Bob Mariotti was a manager, shareholder and director of a family company that sold building supplies. At some point he experienced a “spiritual awakening” and began to expound religious ideas that often offended the other members of his family.
Eventually, the rest of the family decided to fire him as a manager. However, he continued to receive compensation as a shareholder and to act as a director for another six months, until he was voted out of those positions as well.
Mariotti sued the company for religious discrimination. But a federal appeals court in Philadelphia rejected his suit.

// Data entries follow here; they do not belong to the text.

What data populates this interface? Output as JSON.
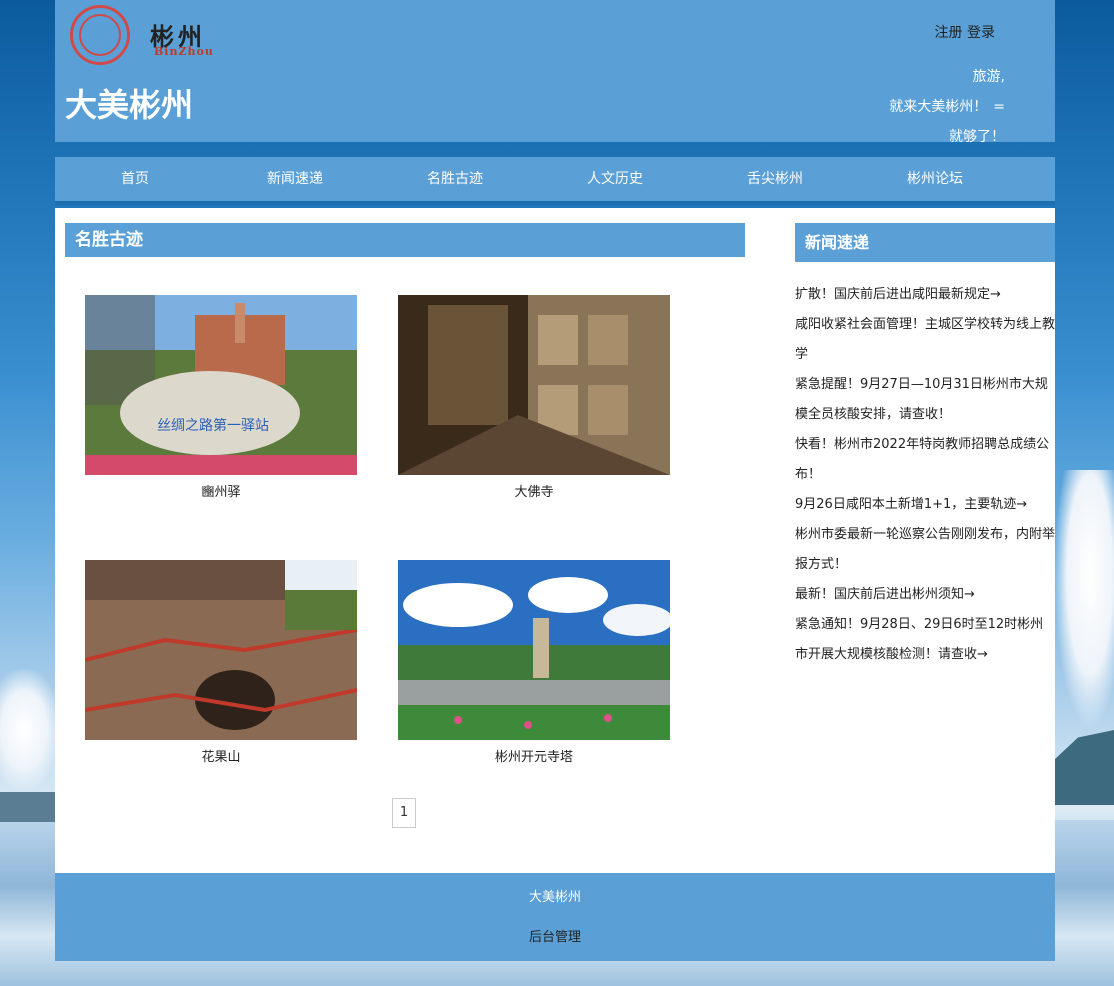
{
  "header": {
    "logo_text": "彬州",
    "logo_en": "BinZhou",
    "site_title": "大美彬州",
    "register_label": "注册",
    "login_label": "登录",
    "slogan_line1": "旅游,",
    "slogan_line2": "就来大美彬州！",
    "slogan_line3": "就够了！",
    "menu_glyph": "="
  },
  "nav": {
    "items": [
      {
        "label": "首页"
      },
      {
        "label": "新闻速递"
      },
      {
        "label": "名胜古迹"
      },
      {
        "label": "人文历史"
      },
      {
        "label": "舌尖彬州"
      },
      {
        "label": "彬州论坛"
      }
    ]
  },
  "main": {
    "section_title": "名胜古迹",
    "cards": [
      {
        "caption": "豳州驿"
      },
      {
        "caption": "大佛寺"
      },
      {
        "caption": "花果山"
      },
      {
        "caption": "彬州开元寺塔"
      }
    ],
    "pagination": {
      "current": "1"
    }
  },
  "sidebar": {
    "title": "新闻速递",
    "news": [
      {
        "text": "扩散！国庆前后进出咸阳最新规定→"
      },
      {
        "text": "咸阳收紧社会面管理！主城区学校转为线上教学"
      },
      {
        "text": "紧急提醒！9月27日—10月31日彬州市大规模全员核酸安排，请查收！"
      },
      {
        "text": "快看！彬州市2022年特岗教师招聘总成绩公布！"
      },
      {
        "text": "9月26日咸阳本土新增1+1，主要轨迹→"
      },
      {
        "text": "彬州市委最新一轮巡察公告刚刚发布，内附举报方式！"
      },
      {
        "text": "最新！国庆前后进出彬州须知→"
      },
      {
        "text": "紧急通知！9月28日、29日6时至12时彬州市开展大规模核酸检测！请查收→"
      }
    ]
  },
  "footer": {
    "title": "大美彬州",
    "admin_label": "后台管理"
  }
}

The court said that Mariotti might well have been discriminated against because of his religion, but he couldn’t sue because he wasn’t an “employee.” Since Mariotti was a shareholder and a director, he had a major say in how the company operated, the court explained. So even though he didn’t have total control of the company, he wasn’t a mere “employee,” and therefore the law didn’t protect him.